By Tracey Dowdy
If you have you ever been in an area where your device shows plenty of signal strength, but you can’t get pages to load, messages won’t send, photos don’t download, you know how frustrating it can be. There are any number of reasons your phone seems “stuck” – sometimes it’s the carrier, sometimes it’s the phone itself.
Of course, everyone’s go-to hack is to turn on Airplane mode for a few seconds, then turn it back off, but times when that’s not enough, there are other options.
To quote our favorite IT guy Roy, “Have you tried turning it off and on again?” Remember, your phone is a handheld computer, so restarting it works for all the same reasons restarting your laptop can resolve issues. You can get similar results by taking the SIM card out and putting it back in place while the phone is turned on. Use the tool that came with the phone, or if that’s nowhere handy, use an unfolded paper clip. Heads up, iPhone XS, XS Max, XR or Pixel 3 users, your SIM card is embedded in the hardware, so this isn’t an option for you.
If you’re still having trouble, either Apple or Android’s support pages may be your next stop. Both allow you to type in the issue you’re having and will direct you to a list of possible solutions, or prompt you to engage with a support team member either through Live Chat or phone call.
Apple’s support page for iPhone does highlight two features that may save you the trouble of waiting for Live Chat or a phone call. Carriers regularly update their settings, and it’s essential that you keep up with them, just as it is with updates to your phone’s software as it optimizes your connectivity. To see if you’re due for an update, open Settings > General > About on your phone. If there’s an update to be installed, you’ll be prompted to download it.
As something of a last resort, you can refresh your network settings. I say as a last resort because refreshing also means you’ll have to reset all your saved Wi-Fi passwords, VPN connections and any custom APN settings for users on carriers that require additional setup. If you have those passwords saved and are okay with the other set-up steps, go to Settings > General > Reset > Reset Network Settings. Once you confirm your selection, the phone will restart. Don’t forget to reconnect your phone to your home and work Wi-Fi networks.
Finally, as a last last resort, you can contact your wireless carrier. Sometimes signal issues can be traced to a cell tower being down in your area, the fiber optic cable may have been damaged in a storm or by construction crews, or perhaps there’s not adequate coverage in your area.

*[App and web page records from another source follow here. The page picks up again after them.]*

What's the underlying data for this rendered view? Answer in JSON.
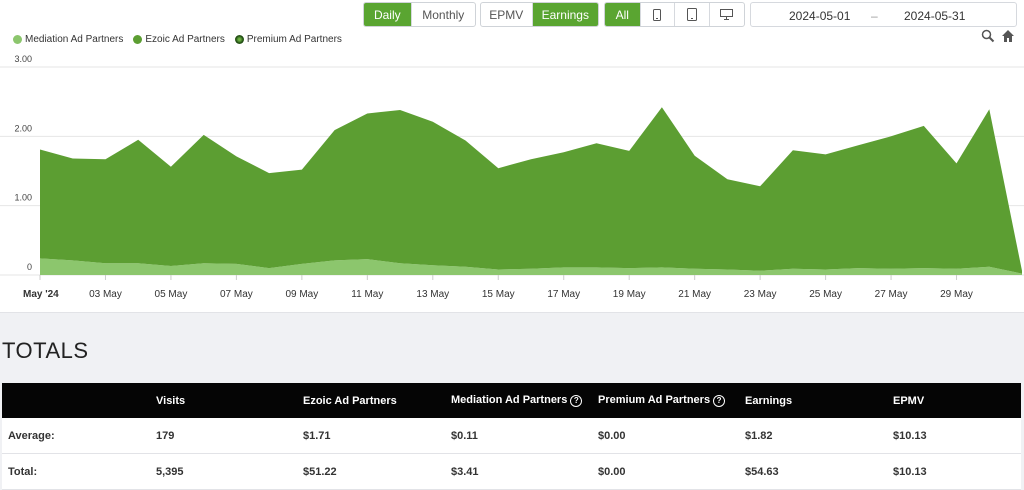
{
  "controls": {
    "period": [
      {
        "label": "Daily",
        "active": true
      },
      {
        "label": "Monthly",
        "active": false
      }
    ],
    "metric": [
      {
        "label": "EPMV",
        "active": false
      },
      {
        "label": "Earnings",
        "active": true
      }
    ],
    "device": [
      {
        "label": "All",
        "active": true,
        "icon": ""
      },
      {
        "label": "",
        "active": false,
        "icon": "mobile-icon"
      },
      {
        "label": "",
        "active": false,
        "icon": "tablet-icon"
      },
      {
        "label": "",
        "active": false,
        "icon": "desktop-icon"
      }
    ],
    "date_start": "2024-05-01",
    "date_sep": "–",
    "date_end": "2024-05-31"
  },
  "chart_data": {
    "type": "area",
    "stacked": true,
    "title": "",
    "xlabel": "",
    "ylabel": "",
    "ylim": [
      0,
      3
    ],
    "y_ticks": [
      "0",
      "1.00",
      "2.00",
      "3.00"
    ],
    "grid": true,
    "legend_position": "top-left",
    "x_tick_labels": [
      "May '24",
      "03 May",
      "05 May",
      "07 May",
      "09 May",
      "11 May",
      "13 May",
      "15 May",
      "17 May",
      "19 May",
      "21 May",
      "23 May",
      "25 May",
      "27 May",
      "29 May"
    ],
    "x": [
      "2024-05-01",
      "2024-05-02",
      "2024-05-03",
      "2024-05-04",
      "2024-05-05",
      "2024-05-06",
      "2024-05-07",
      "2024-05-08",
      "2024-05-09",
      "2024-05-10",
      "2024-05-11",
      "2024-05-12",
      "2024-05-13",
      "2024-05-14",
      "2024-05-15",
      "2024-05-16",
      "2024-05-17",
      "2024-05-18",
      "2024-05-19",
      "2024-05-20",
      "2024-05-21",
      "2024-05-22",
      "2024-05-23",
      "2024-05-24",
      "2024-05-25",
      "2024-05-26",
      "2024-05-27",
      "2024-05-28",
      "2024-05-29",
      "2024-05-30",
      "2024-05-31"
    ],
    "series": [
      {
        "name": "Mediation Ad Partners",
        "color": "#8cc66d",
        "values": [
          0.24,
          0.21,
          0.17,
          0.17,
          0.13,
          0.17,
          0.16,
          0.1,
          0.16,
          0.21,
          0.23,
          0.17,
          0.14,
          0.12,
          0.08,
          0.09,
          0.11,
          0.11,
          0.1,
          0.11,
          0.09,
          0.08,
          0.06,
          0.09,
          0.08,
          0.1,
          0.09,
          0.1,
          0.09,
          0.12,
          0.02
        ]
      },
      {
        "name": "Ezoic Ad Partners",
        "color": "#5c9e32",
        "values": [
          1.57,
          1.47,
          1.5,
          1.78,
          1.43,
          1.85,
          1.55,
          1.37,
          1.36,
          1.88,
          2.1,
          2.21,
          2.07,
          1.82,
          1.46,
          1.58,
          1.66,
          1.79,
          1.69,
          2.31,
          1.63,
          1.3,
          1.22,
          1.71,
          1.66,
          1.77,
          1.91,
          2.05,
          1.52,
          2.27,
          0.04
        ]
      },
      {
        "name": "Premium Ad Partners",
        "color": "#2e5e1c",
        "values": [
          0,
          0,
          0,
          0,
          0,
          0,
          0,
          0,
          0,
          0,
          0,
          0,
          0,
          0,
          0,
          0,
          0,
          0,
          0,
          0,
          0,
          0,
          0,
          0,
          0,
          0,
          0,
          0,
          0,
          0,
          0
        ]
      }
    ]
  },
  "totals": {
    "title": "TOTALS",
    "columns": [
      {
        "label": "",
        "help": false
      },
      {
        "label": "Visits",
        "help": false
      },
      {
        "label": "Ezoic Ad Partners",
        "help": false
      },
      {
        "label": "Mediation Ad Partners",
        "help": true
      },
      {
        "label": "Premium Ad Partners",
        "help": true
      },
      {
        "label": "Earnings",
        "help": false
      },
      {
        "label": "EPMV",
        "help": false
      }
    ],
    "rows": [
      [
        "Average:",
        "179",
        "$1.71",
        "$0.11",
        "$0.00",
        "$1.82",
        "$10.13"
      ],
      [
        "Total:",
        "5,395",
        "$51.22",
        "$3.41",
        "$0.00",
        "$54.63",
        "$10.13"
      ]
    ]
  }
}
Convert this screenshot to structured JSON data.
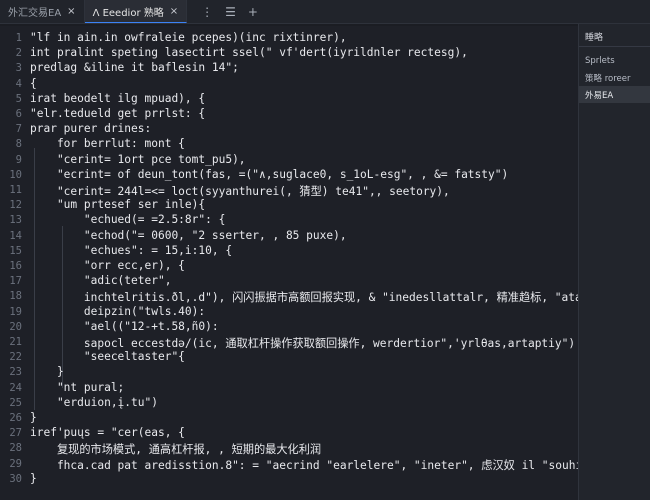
{
  "tabs": [
    {
      "label": "外汇交易EA",
      "close": "×"
    },
    {
      "label": "Λ Eeedior 熟略",
      "close": "×"
    }
  ],
  "tab_actions": [
    "⋮",
    "☰",
    "+"
  ],
  "panel": {
    "title": "睡略",
    "items": [
      "Sprlets",
      "策略 roreer",
      "外易EA"
    ]
  },
  "code_lines": [
    "\"lf in ain.in owfraleie pcepes)(inc rixtinrer),",
    "int pralint speting lasectirt ssel(\" vf'dert(iyrildnler rectesg),",
    "predlag &iline it baflesin 14\";",
    "{",
    "irat beodelt ilg mpuad), {",
    "\"elr.tedueld get prrlst: {",
    "prar purer drines:",
    "    for berrlut: mont {",
    "    \"cerint= 1ort pce tomt_pu5),",
    "    \"ecrint= of deun_tont(fas, =(\"∧,suglace0, s_1oL-esg\", , &= fatsty\")",
    "    \"cerint= 244l=<= loct(syyanthurei(, 猜型) te41\",, seetory),",
    "    \"um prtesef ser inle){",
    "        \"echued(= =2.5:8r\": {",
    "        \"echod(\"= 0600, \"2 sserter, , 85 puxe),",
    "        \"echues\": = 15,i:10, {",
    "        \"orr ecc,er), {",
    "        \"adic(teter\",",
    "        inchtelritis.ðl,.d\"), 闪闪振据市高额回报实现, & \"inedesllattalr, 精准趋标, \"ataliate\"),",
    "        deipzin(\"twls.40):",
    "        \"ael((\"12-+t.58,ñ0):",
    "        sapocl eccestdə/(ic, 通取杠杆操作获取额回操作, werdertior\",'yrlθas,artaptiy\")",
    "        \"seeceltaster\"{",
    "    }",
    "    \"nt pural;",
    "    \"erduion,į.tu\")",
    "}",
    "iref'puųs = \"cer(eas, {",
    "    复现的市场模式, 通高杠杆报, , 短期的最大化利润",
    "    fhca.cad pat aredisstion.8\": = \"aecrind \"earlelere\", \"ineter\", 虑汉奴 il \"souhiner())",
    "}"
  ]
}
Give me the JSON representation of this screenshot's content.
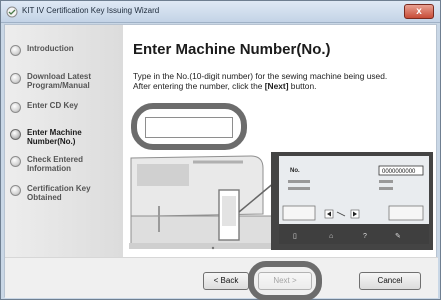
{
  "window": {
    "title": "KIT IV Certification Key Issuing Wizard",
    "close_label": "x"
  },
  "sidebar": {
    "items": [
      {
        "label": "Introduction",
        "active": false
      },
      {
        "label": "Download Latest Program/Manual",
        "active": false
      },
      {
        "label": "Enter CD Key",
        "active": false
      },
      {
        "label": "Enter Machine Number(No.)",
        "active": true
      },
      {
        "label": "Check Entered Information",
        "active": false
      },
      {
        "label": "Certification Key Obtained",
        "active": false
      }
    ]
  },
  "main": {
    "heading": "Enter Machine Number(No.)",
    "instruction_line1": "Type in the No.(10-digit number) for the sewing machine being used.",
    "instruction_line2_prefix": "After entering the number, click the ",
    "instruction_line2_bold": "[Next]",
    "instruction_line2_suffix": " button.",
    "machine_number_value": "",
    "machine_number_placeholder": ""
  },
  "illustration": {
    "screen_no_label": "No.",
    "screen_no_value": "0000000000"
  },
  "footer": {
    "back_label": "< Back",
    "next_label": "Next >",
    "cancel_label": "Cancel"
  },
  "colors": {
    "ring": "#6c6c6c",
    "window_frame": "#c9d7e6"
  }
}
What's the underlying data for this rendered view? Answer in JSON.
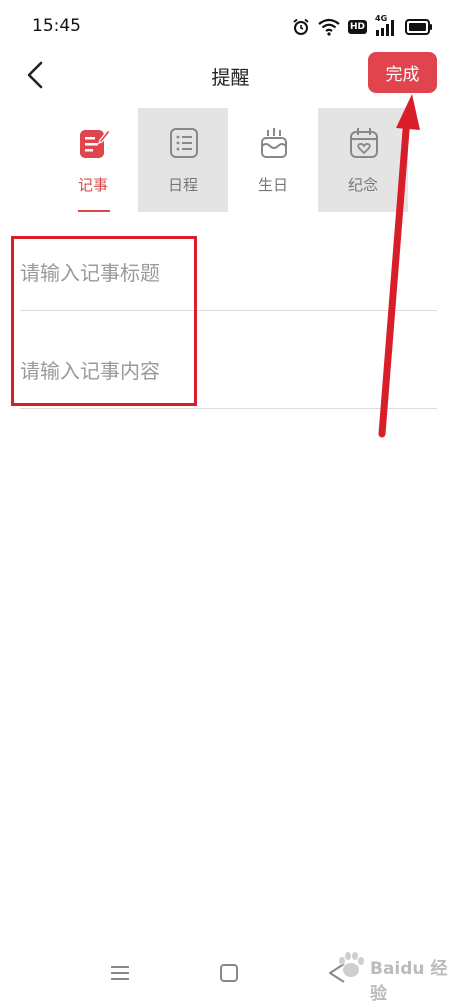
{
  "status_bar": {
    "time": "15:45",
    "icons": [
      "alarm-icon",
      "wifi-icon",
      "hd-icon",
      "signal-4g-icon",
      "battery-icon"
    ],
    "hd_label": "HD",
    "network_label": "4G"
  },
  "header": {
    "title": "提醒",
    "done_label": "完成",
    "back_icon": "chevron-left-icon"
  },
  "tabs": [
    {
      "label": "记事",
      "icon": "note-edit-icon",
      "active": true
    },
    {
      "label": "日程",
      "icon": "checklist-icon",
      "active": false
    },
    {
      "label": "生日",
      "icon": "cake-icon",
      "active": false
    },
    {
      "label": "纪念",
      "icon": "calendar-heart-icon",
      "active": false
    }
  ],
  "form": {
    "title_placeholder": "请输入记事标题",
    "title_value": "",
    "content_placeholder": "请输入记事内容",
    "content_value": ""
  },
  "nav_bar": {
    "icons": [
      "menu-icon",
      "home-square-icon",
      "back-triangle-icon"
    ]
  },
  "watermark": {
    "text": "Baidu 经验"
  },
  "colors": {
    "accent": "#e0444d",
    "active_tab": "#d64a4a",
    "annotation_red": "#d81e28",
    "tab_grey": "#e4e4e4"
  }
}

If this is the case, you may need a network extender that will boost the signal and act as a mini cellphone tower.
Tracey Dowdy is a freelance writer based just outside Washington DC. After years working for non-profits and charities, she now freelances, edits and researches on subjects ranging from family and education to history and trends in technology. Follow Tracey on Twitter.